Vitor Gaspar, Laura Jaramillo, and Philippe Wingender
INTERNATIONAL MONETARY FUND

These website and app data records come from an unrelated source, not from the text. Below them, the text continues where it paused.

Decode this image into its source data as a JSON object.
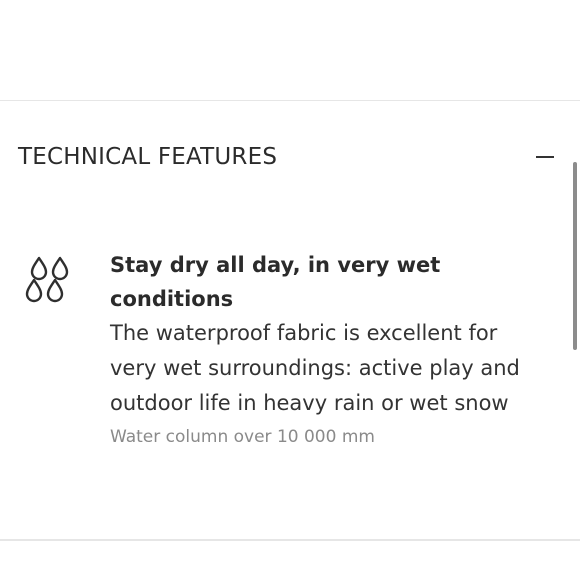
{
  "section": {
    "title": "TECHNICAL FEATURES",
    "toggle_icon": "minus-icon"
  },
  "feature": {
    "icon": "raindrops-icon",
    "title": "Stay dry all day, in very wet conditions",
    "description": "The waterproof fabric is excellent for very wet surroundings: active play and outdoor life in heavy rain or wet snow",
    "spec": "Water column over 10 000 mm"
  }
}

Is there a minimum tax to GDP ratio associated with a significant acceleration in the process of growth and development? We give an empirical answer to this question by investigating the existence of a tipping point in tax-to-GDP levels. We use two separate databases: a novel contemporary database covering 139 countries from 1965 to 2011 and a historical database for 30 advanced economies from 1800 to 1980. We find that the answer to the question is yes. Estimated tipping points are similar at about 12¾ percent of GDP. For the contemporary dataset we find that a country just above the threshold will have GDP per capita 7.5 percent larger, after 10 years. The effect is tightly estimated and economically large.